#### RECORDS TO USE

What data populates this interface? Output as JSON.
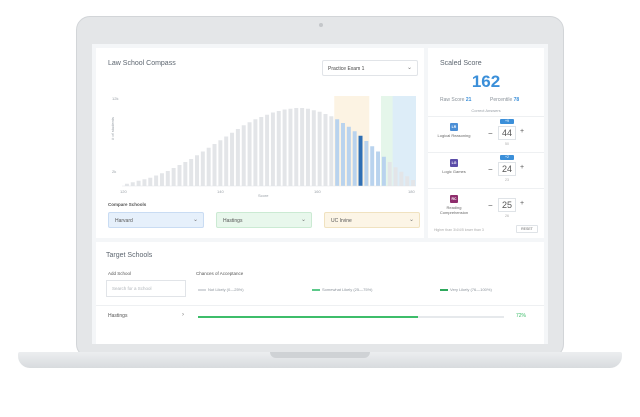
{
  "compass": {
    "title": "Law School Compass",
    "exam_select": "Practice Exam 1",
    "compare_label": "Compare Schools",
    "compare_schools": [
      "Harvard",
      "Hastings",
      "UC Irvine"
    ]
  },
  "chart_data": {
    "type": "bar",
    "ylabel": "# of students",
    "xlabel": "Score",
    "x_ticks": [
      "120",
      "140",
      "160",
      "180"
    ],
    "y_ticks": [
      "12k",
      "2k"
    ],
    "values": [
      0.3,
      0.5,
      0.7,
      0.9,
      1.1,
      1.4,
      1.7,
      2.0,
      2.4,
      2.8,
      3.2,
      3.6,
      4.1,
      4.6,
      5.1,
      5.6,
      6.1,
      6.6,
      7.1,
      7.6,
      8.1,
      8.5,
      8.9,
      9.2,
      9.5,
      9.8,
      10.0,
      10.2,
      10.3,
      10.4,
      10.4,
      10.3,
      10.1,
      9.9,
      9.6,
      9.3,
      8.9,
      8.4,
      7.9,
      7.3,
      6.7,
      6.0,
      5.3,
      4.6,
      3.9,
      3.2,
      2.5,
      1.9,
      1.3,
      0.8
    ],
    "ylim": [
      0,
      12
    ],
    "highlight_index": 40,
    "colors": {
      "bar": "#e3e5e8",
      "highlight_bar": "#b9d3ee",
      "selected_bar": "#2f6fb4",
      "harvard_band": "#dcebfa",
      "hastings_band": "#e1f4e6",
      "irvine_band": "#fbf1de"
    }
  },
  "scaled": {
    "title": "Scaled Score",
    "score": "162",
    "raw_label": "Raw Score",
    "raw_value": "21",
    "percentile_label": "Percentile",
    "percentile_value": "78",
    "correct_label": "Correct Answers",
    "sections": [
      {
        "abbr": "LR",
        "name": "Logical Reasoning",
        "delta": "+9",
        "value": "44",
        "total": "50",
        "color": "#4c8fd6"
      },
      {
        "abbr": "LG",
        "name": "Logic Games",
        "delta": "+2",
        "value": "24",
        "total": "23",
        "color": "#5b4da8"
      },
      {
        "abbr": "RC",
        "name": "Reading Comprehension",
        "delta": "",
        "value": "25",
        "total": "26",
        "color": "#8e2d6c"
      }
    ],
    "foot_text": "Higher than 3/4/4/5 lower than 3",
    "reset_label": "RESET"
  },
  "targets": {
    "title": "Target Schools",
    "add_label": "Add School",
    "chances_label": "Chances of Acceptance",
    "search_placeholder": "Search for a School",
    "legend": [
      {
        "label": "Not Likely (0—25%)",
        "color": "#d5d8dc"
      },
      {
        "label": "Somewhat Likely (25—75%)",
        "color": "#5cc98a"
      },
      {
        "label": "Very Likely (76—100%)",
        "color": "#2ea85c"
      }
    ],
    "rows": [
      {
        "name": "Hastings",
        "percent": "72%",
        "fill": 0.72
      }
    ]
  }
}
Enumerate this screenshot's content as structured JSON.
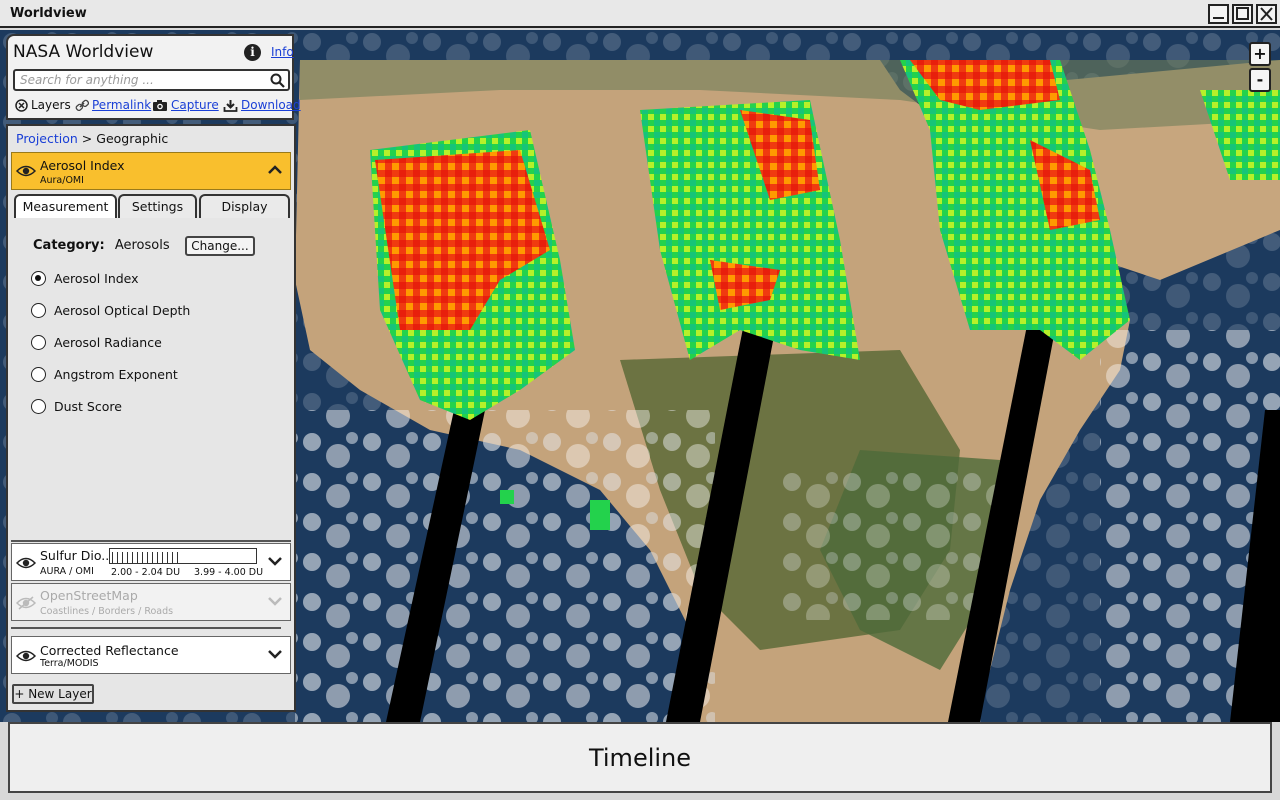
{
  "window": {
    "title": "Worldview"
  },
  "header": {
    "app_title": "NASA Worldview",
    "info_label": "Info",
    "search_placeholder": "Search for anything ...",
    "toolbar": {
      "layers": "Layers",
      "permalink": "Permalink",
      "capture": "Capture",
      "download": "Download"
    }
  },
  "projection": {
    "label": "Projection",
    "separator": ">",
    "value": "Geographic"
  },
  "active_layer": {
    "name": "Aerosol Index",
    "source": "Aura/OMI",
    "tabs": [
      {
        "label": "Measurement",
        "active": true
      },
      {
        "label": "Settings",
        "active": false
      },
      {
        "label": "Display",
        "active": false
      }
    ],
    "category_label": "Category:",
    "category_value": "Aerosols",
    "change_button": "Change...",
    "options": [
      {
        "label": "Aerosol Index",
        "selected": true
      },
      {
        "label": "Aerosol Optical Depth",
        "selected": false
      },
      {
        "label": "Aerosol Radiance",
        "selected": false
      },
      {
        "label": "Angstrom Exponent",
        "selected": false
      },
      {
        "label": "Dust Score",
        "selected": false
      }
    ]
  },
  "layers": [
    {
      "name": "Sulfur Dio..",
      "source": "AURA / OMI",
      "range_low": "2.00 - 2.04 DU",
      "range_high": "3.99 - 4.00 DU",
      "visible": true
    },
    {
      "name": "OpenStreetMap",
      "source": "Coastlines / Borders / Roads",
      "visible": false
    },
    {
      "name": "Corrected Reflectance",
      "source": "Terra/MODIS",
      "visible": true
    }
  ],
  "new_layer_button": "+ New Layer",
  "zoom": {
    "in": "+",
    "out": "-"
  },
  "timeline": {
    "label": "Timeline"
  },
  "colors": {
    "active_layer_bg": "#f9bf2d",
    "link": "#1a3fd6"
  }
}
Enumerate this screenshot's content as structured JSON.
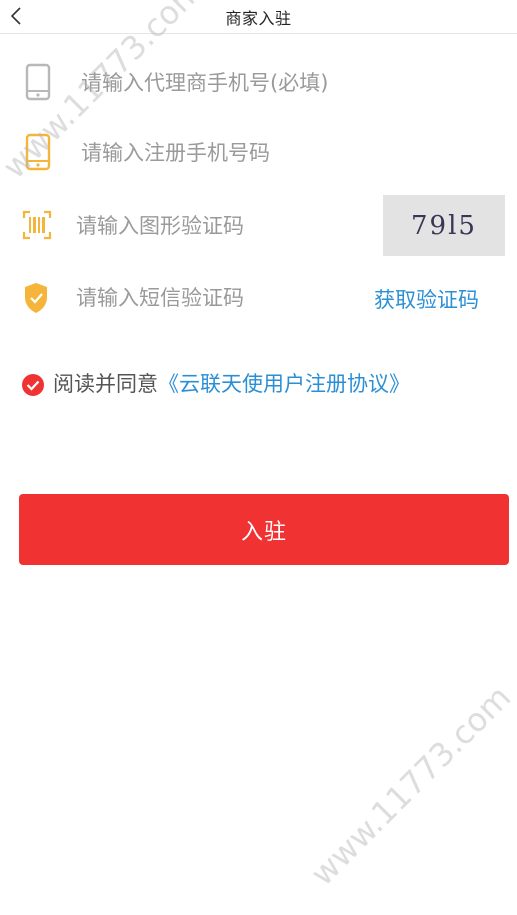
{
  "header": {
    "title": "商家入驻",
    "back_icon": "chevron-left-icon"
  },
  "form": {
    "agent_phone_placeholder": "请输入代理商手机号(必填)",
    "register_phone_placeholder": "请输入注册手机号码",
    "image_code_placeholder": "请输入图形验证码",
    "captcha_text": "79l5",
    "sms_code_placeholder": "请输入短信验证码",
    "get_code_label": "获取验证码",
    "icons": {
      "agent_phone": "phone-icon",
      "register_phone": "phone-icon",
      "image_code": "barcode-icon",
      "sms_code": "shield-check-icon"
    }
  },
  "agreement": {
    "checked": true,
    "prefix": "阅读并同意",
    "link_text": "《云联天使用户注册协议》"
  },
  "submit_label": "入驻",
  "watermark": {
    "text": "www.11773.com"
  },
  "colors": {
    "accent_red": "#f03232",
    "link_blue": "#2b8fd6",
    "icon_gray": "#b8b8b8",
    "icon_orange": "#f5b53a",
    "placeholder_gray": "#9a9a9a"
  }
}
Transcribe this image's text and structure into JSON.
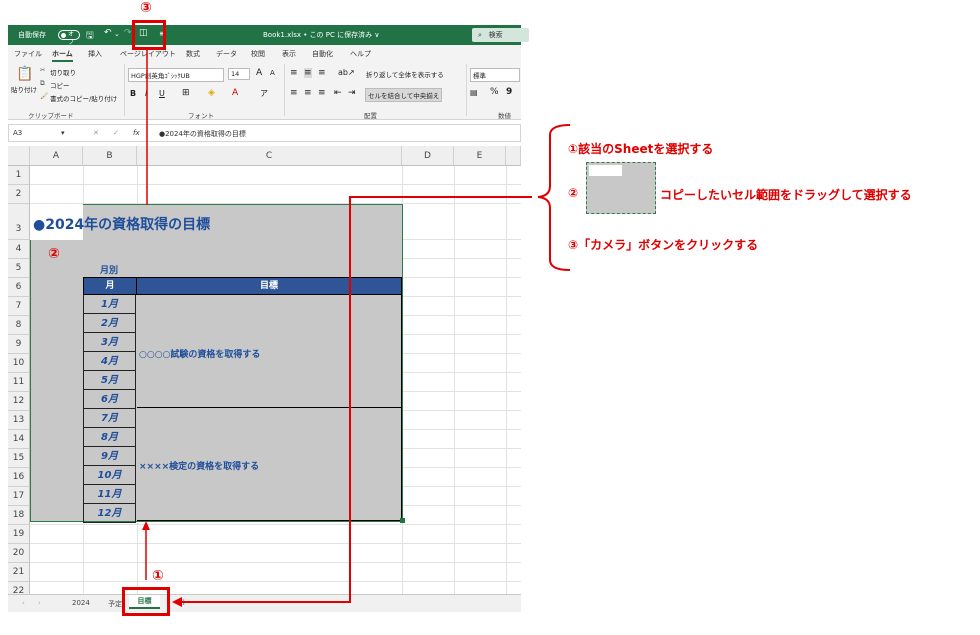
{
  "titlebar": {
    "autosave_label": "自動保存",
    "autosave_state": "オフ",
    "file_title": "Book1.xlsx • この PC に保存済み ∨",
    "search_placeholder": "検索"
  },
  "menu": [
    "ファイル",
    "ホーム",
    "挿入",
    "ページレイアウト",
    "数式",
    "データ",
    "校閲",
    "表示",
    "自動化",
    "ヘルプ"
  ],
  "ribbon": {
    "paste": "貼り付け",
    "cut": "切り取り",
    "copy": "コピー",
    "format_painter": "書式のコピー/貼り付け",
    "clipboard_group": "クリップボード",
    "font_name": "HGP創英角ｺﾞｼｯｸUB",
    "font_size": "14",
    "font_grow": "A",
    "font_shrink": "A",
    "bold": "B",
    "italic": "I",
    "underline": "U",
    "font_group": "フォント",
    "wrap_text": "折り返して全体を表示する",
    "merge_center": "セルを結合して中央揃え",
    "alignment_group": "配置",
    "number_format": "標準",
    "percent": "%",
    "comma": "9",
    "number_group": "数値"
  },
  "formula_bar": {
    "name_box": "A3",
    "fx": "fx",
    "value": "●2024年の資格取得の目標"
  },
  "columns": [
    "A",
    "B",
    "C",
    "D",
    "E"
  ],
  "rows": [
    "1",
    "2",
    "3",
    "4",
    "5",
    "6",
    "7",
    "8",
    "9",
    "10",
    "11",
    "12",
    "13",
    "14",
    "15",
    "16",
    "17",
    "18",
    "19",
    "20",
    "21",
    "22"
  ],
  "sheet": {
    "title": "●2024年の資格取得の目標",
    "monthly_label": "月別",
    "header_month": "月",
    "header_goal": "目標",
    "months": [
      "1月",
      "2月",
      "3月",
      "4月",
      "5月",
      "6月",
      "7月",
      "8月",
      "9月",
      "10月",
      "11月",
      "12月"
    ],
    "goal1": "○○○○試験の資格を取得する",
    "goal2": "××××検定の資格を取得する"
  },
  "tabs": {
    "sheet1": "2024",
    "sheet2": "予定",
    "sheet3": "目標",
    "add": "+"
  },
  "annotations": {
    "mark1": "①",
    "mark2": "②",
    "mark3": "③",
    "step1": "①該当のSheetを選択する",
    "step2_mark": "②",
    "step2": "コピーしたいセル範囲をドラッグして選択する",
    "step3": "③「カメラ」ボタンをクリックする"
  },
  "colors": {
    "excel_green": "#217346",
    "header_blue": "#2f5597",
    "text_blue": "#1f4e9a",
    "annotation_red": "#e00000",
    "selection_gray": "#c8c8c8"
  }
}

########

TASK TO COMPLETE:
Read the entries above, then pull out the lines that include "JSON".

SOLUTION:
What data populates this interface? Output as JSON.
Enumerate this screenshot's content as structured JSON.
Enumerate this screenshot's content as structured JSON.
Transcribe this image's text and structure into JSON.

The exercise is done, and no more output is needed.